In 2016, ‘Post-Truth’ was the Oxford Dictionaries’ international word. The definition of post-truthis: “Relating to or denoting circumstances in whichobjective facts are less influentialin shaping public opinionthan appeals to emotion and personal belief.”
This definition implies that post-truths are created from people’s perceptions of the world and what they believe to be true is derived from personal beliefs (perhaps influenced by others) and emotional instincts rather than facts. Drawing conclusions this way and creating ‘alternative facts’ means that almost anything can become true – whether it is correct or not.
Alternative facts are not a new concept, they have been part of journalism and politics for centuries. However, in this age of digital advance and social media, the enhancement of readily available information and round the clock accessibility fuels the blurred lines between what’s true and what isn’t, also the influx and volume of information available makes it harder to distinguish between ‘facts’ and ‘alternative facts’. In the post-truth era perception of information is just as important, if not more important than if the information is true or false (can be proved or dis-proved).
When investing in research, all businesses expect to achieve insight from their findings. Insight provides direction to action - in a business context; what the business can improve/review or areas they should look to investigate further.
There are many words associated with ‘insight’ but ultimately it’s a deeper understanding, far beyond the facts. What defines insight from data is that it incorporates the journey and empathy included in the overall research process. It tells the storyobjectively- essential for determining the areas that require attention and creating relevant action.
The Post-Truth Participant
As discussed above, the post-truth era is one where people’s opinions are more important than facts and that facts are actually based on opinions and interpretations (alternative facts). When gathering feedback in a research setting, we often rely on participants’ emotional and perceptual responses to provide the findings which we then use to prove or disprove a hypothesis. This would suggest that the concept of post-truth is part of data collection and is incorporated into all participant research. When we consider the insight derived from a piece of research involving participants then, it is highly likely to incorporate alternative facts.
Miss-interpretation of results may also be an effect of the post-truth era. If a client (be they internal or external) interprets an insight using their beliefs and emotional response - perhaps not the way the insight was intended to be understood - the actions resulting become the result oftheirpost-truth or alternative facts.
This comes back to the blurred lines presented by alternative facts. If the objective insights are not clearly explained by the researcher delivering them, there is room for subjective client re-interpretation and in this circumstance, a potentially detrimental change in meaning.

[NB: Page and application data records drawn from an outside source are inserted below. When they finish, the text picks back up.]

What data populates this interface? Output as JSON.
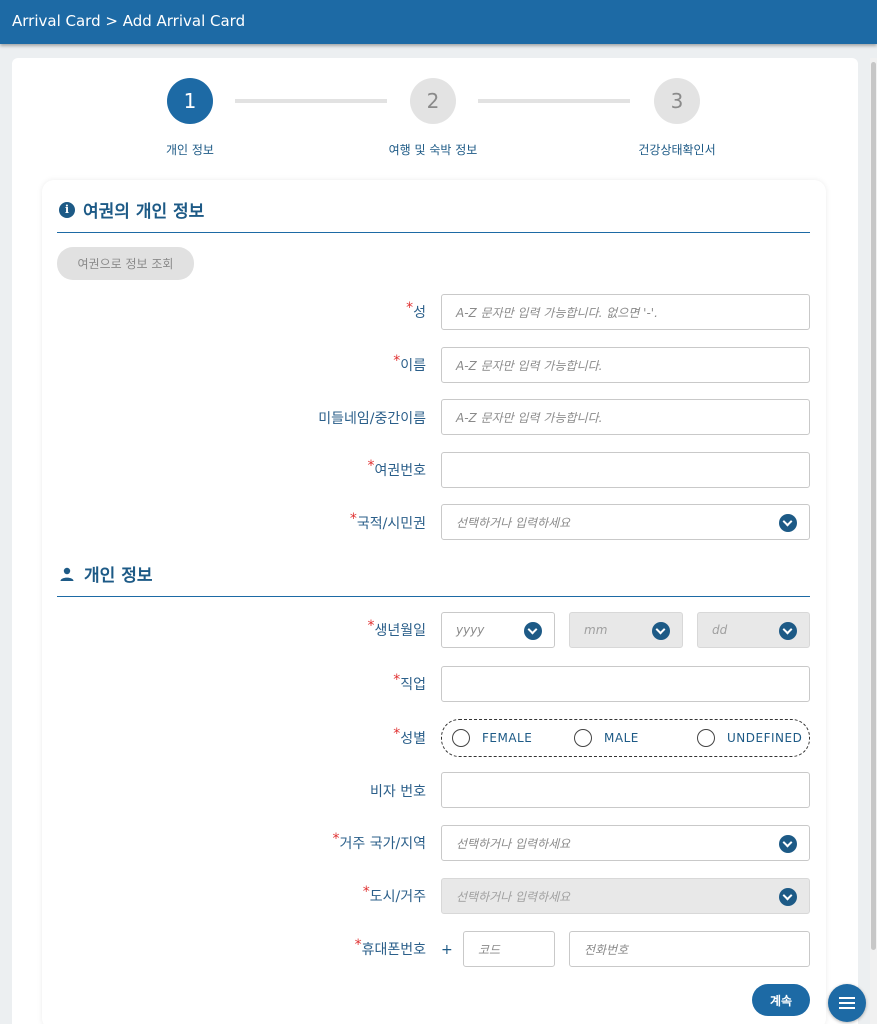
{
  "header": {
    "breadcrumb": "Arrival Card > Add Arrival Card"
  },
  "stepper": {
    "steps": [
      {
        "number": "1",
        "label": "개인 정보",
        "active": true
      },
      {
        "number": "2",
        "label": "여행 및 숙박 정보",
        "active": false
      },
      {
        "number": "3",
        "label": "건강상태확인서",
        "active": false
      }
    ]
  },
  "passport_section": {
    "title": "여권의 개인 정보",
    "icon": "info-icon",
    "lookup_button": "여권으로 정보 조회",
    "fields": {
      "surname": {
        "label": "성",
        "placeholder": "A-Z 문자만 입력 가능합니다. 없으면 '-'.",
        "required": true
      },
      "given_name": {
        "label": "이름",
        "placeholder": "A-Z 문자만 입력 가능합니다.",
        "required": true
      },
      "middle_name": {
        "label": "미들네임/중간이름",
        "placeholder": "A-Z 문자만 입력 가능합니다.",
        "required": false
      },
      "passport_number": {
        "label": "여권번호",
        "placeholder": "",
        "required": true
      },
      "nationality": {
        "label": "국적/시민권",
        "placeholder": "선택하거나 입력하세요",
        "required": true
      }
    }
  },
  "personal_section": {
    "title": "개인 정보",
    "icon": "person-icon",
    "fields": {
      "dob": {
        "label": "생년월일",
        "year": "yyyy",
        "month": "mm",
        "day": "dd",
        "required": true
      },
      "occupation": {
        "label": "직업",
        "placeholder": "",
        "required": true
      },
      "gender": {
        "label": "성별",
        "options": [
          "FEMALE",
          "MALE",
          "UNDEFINED"
        ],
        "required": true
      },
      "visa_number": {
        "label": "비자 번호",
        "placeholder": "",
        "required": false
      },
      "country_of_residence": {
        "label": "거주 국가/지역",
        "placeholder": "선택하거나 입력하세요",
        "required": true
      },
      "city": {
        "label": "도시/거주",
        "placeholder": "선택하거나 입력하세요",
        "required": true
      },
      "mobile": {
        "label": "휴대폰번호",
        "plus": "+",
        "code_placeholder": "코드",
        "phone_placeholder": "전화번호",
        "required": true
      }
    }
  },
  "actions": {
    "continue": "계속"
  },
  "colors": {
    "primary": "#1d6aa5",
    "required": "#e03131"
  }
}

To protect ‘participant facts’ when conducting research, researchers must be mindful of bias and other aspects that could lead or influence respondents. To produce strong and meaningful insights the researcher must be transparent about their creation (sample size, research methods used, etc.). They must ensure the feedback acquired is authentic whilst maintaining a full understanding of the clients’ objectives to ensure relevancy. And they must report and/or present with unequivocal clarity.
Post-truth in a media context can often be seen as a way to influence or wrongfully educate people with ‘fake news’. Whilst I have presented ways in which post-truth does have a presence in market research, in this context it does not attempt to present or use alternative facts intentionally or wrongfully but inevitably they play a part in both participant feedback and insight creation.
Grayling utilises her wide set of research, client interaction, and management skills to set up oversee our client help desk. Her recruitment experience allows her to easily communicate with both clients and participants. She now uses her platform and research knowledge to ensure a smooth transition and guarantee outstanding research experiences. You can follow Grayling on Twitter.